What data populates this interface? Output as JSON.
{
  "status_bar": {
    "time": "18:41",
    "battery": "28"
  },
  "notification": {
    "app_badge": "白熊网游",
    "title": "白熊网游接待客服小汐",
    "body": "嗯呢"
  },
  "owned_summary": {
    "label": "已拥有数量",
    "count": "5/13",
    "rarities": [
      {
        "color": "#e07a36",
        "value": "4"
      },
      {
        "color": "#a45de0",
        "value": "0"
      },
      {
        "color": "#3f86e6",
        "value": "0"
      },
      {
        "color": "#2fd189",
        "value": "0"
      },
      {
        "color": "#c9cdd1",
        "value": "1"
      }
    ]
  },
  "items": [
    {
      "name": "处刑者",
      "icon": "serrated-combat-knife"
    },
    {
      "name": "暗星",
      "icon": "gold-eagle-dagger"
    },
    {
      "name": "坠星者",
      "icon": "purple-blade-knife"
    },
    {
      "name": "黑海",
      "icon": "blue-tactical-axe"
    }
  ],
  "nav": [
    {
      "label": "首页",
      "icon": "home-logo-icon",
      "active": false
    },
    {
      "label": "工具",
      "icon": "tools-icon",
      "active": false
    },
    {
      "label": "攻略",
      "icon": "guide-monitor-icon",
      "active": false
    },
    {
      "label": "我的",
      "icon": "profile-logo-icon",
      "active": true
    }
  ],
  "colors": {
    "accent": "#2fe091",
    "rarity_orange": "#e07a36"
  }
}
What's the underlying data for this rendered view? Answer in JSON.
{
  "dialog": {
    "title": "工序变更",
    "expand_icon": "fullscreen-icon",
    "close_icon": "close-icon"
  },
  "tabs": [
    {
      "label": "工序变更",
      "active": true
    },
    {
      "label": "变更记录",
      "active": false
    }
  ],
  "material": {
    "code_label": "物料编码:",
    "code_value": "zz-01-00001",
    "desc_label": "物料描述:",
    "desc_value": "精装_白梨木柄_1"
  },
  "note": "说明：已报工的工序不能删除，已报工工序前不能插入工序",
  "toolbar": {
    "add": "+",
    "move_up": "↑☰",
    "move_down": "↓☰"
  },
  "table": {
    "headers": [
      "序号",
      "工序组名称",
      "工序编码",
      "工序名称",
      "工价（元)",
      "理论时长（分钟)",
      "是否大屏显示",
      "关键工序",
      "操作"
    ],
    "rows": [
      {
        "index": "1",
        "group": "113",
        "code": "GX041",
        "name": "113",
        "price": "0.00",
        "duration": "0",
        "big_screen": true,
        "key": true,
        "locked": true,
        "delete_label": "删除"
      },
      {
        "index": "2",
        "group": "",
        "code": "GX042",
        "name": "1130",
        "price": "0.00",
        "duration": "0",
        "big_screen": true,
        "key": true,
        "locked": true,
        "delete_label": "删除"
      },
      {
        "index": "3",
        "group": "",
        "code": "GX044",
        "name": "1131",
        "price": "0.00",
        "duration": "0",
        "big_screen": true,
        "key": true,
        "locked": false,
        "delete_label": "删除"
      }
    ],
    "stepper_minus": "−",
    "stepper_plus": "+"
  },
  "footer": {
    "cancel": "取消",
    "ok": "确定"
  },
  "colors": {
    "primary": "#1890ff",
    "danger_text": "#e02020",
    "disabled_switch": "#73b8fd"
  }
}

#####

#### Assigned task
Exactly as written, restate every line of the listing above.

#### Answer area
What data populates this interface? Output as JSON.
{
  "status_bar": {
    "time": "18:41",
    "battery": "28"
  },
  "notification": {
    "app_badge": "白熊网游",
    "title": "白熊网游接待客服小汐",
    "body": "嗯呢"
  },
  "owned_summary": {
    "label": "已拥有数量",
    "count": "5/13",
    "rarities": [
      {
        "color": "#e07a36",
        "value": "4"
      },
      {
        "color": "#a45de0",
        "value": "0"
      },
      {
        "color": "#3f86e6",
        "value": "0"
      },
      {
        "color": "#2fd189",
        "value": "0"
      },
      {
        "color": "#c9cdd1",
        "value": "1"
      }
    ]
  },
  "items": [
    {
      "name": "处刑者",
      "icon": "serrated-combat-knife"
    },
    {
      "name": "暗星",
      "icon": "gold-eagle-dagger"
    },
    {
      "name": "坠星者",
      "icon": "purple-blade-knife"
    },
    {
      "name": "黑海",
      "icon": "blue-tactical-axe"
    }
  ],
  "nav": [
    {
      "label": "首页",
      "icon": "home-logo-icon",
      "active": false
    },
    {
      "label": "工具",
      "icon": "tools-icon",
      "active": false
    },
    {
      "label": "攻略",
      "icon": "guide-monitor-icon",
      "active": false
    },
    {
      "label": "我的",
      "icon": "profile-logo-icon",
      "active": true
    }
  ],
  "colors": {
    "accent": "#2fe091",
    "rarity_orange": "#e07a36"
  }
}
What's the underlying data for this rendered view? Answer in JSON.
{
  "dialog": {
    "title": "工序变更",
    "expand_icon": "fullscreen-icon",
    "close_icon": "close-icon"
  },
  "tabs": [
    {
      "label": "工序变更",
      "active": true
    },
    {
      "label": "变更记录",
      "active": false
    }
  ],
  "material": {
    "code_label": "物料编码:",
    "code_value": "zz-01-00001",
    "desc_label": "物料描述:",
    "desc_value": "精装_白梨木柄_1"
  },
  "note": "说明：已报工的工序不能删除，已报工工序前不能插入工序",
  "toolbar": {
    "add": "+",
    "move_up": "↑☰",
    "move_down": "↓☰"
  },
  "table": {
    "headers": [
      "序号",
      "工序组名称",
      "工序编码",
      "工序名称",
      "工价（元)",
      "理论时长（分钟)",
      "是否大屏显示",
      "关键工序",
      "操作"
    ],
    "rows": [
      {
        "index": "1",
        "group": "113",
        "code": "GX041",
        "name": "113",
        "price": "0.00",
        "duration": "0",
        "big_screen": true,
        "key": true,
        "locked": true,
        "delete_label": "删除"
      },
      {
        "index": "2",
        "group": "",
        "code": "GX042",
        "name": "1130",
        "price": "0.00",
        "duration": "0",
        "big_screen": true,
        "key": true,
        "locked": true,
        "delete_label": "删除"
      },
      {
        "index": "3",
        "group": "",
        "code": "GX044",
        "name": "1131",
        "price": "0.00",
        "duration": "0",
        "big_screen": true,
        "key": true,
        "locked": false,
        "delete_label": "删除"
      }
    ],
    "stepper_minus": "−",
    "stepper_plus": "+"
  },
  "footer": {
    "cancel": "取消",
    "ok": "确定"
  },
  "colors": {
    "primary": "#1890ff",
    "danger_text": "#e02020",
    "disabled_switch": "#73b8fd"
  }
}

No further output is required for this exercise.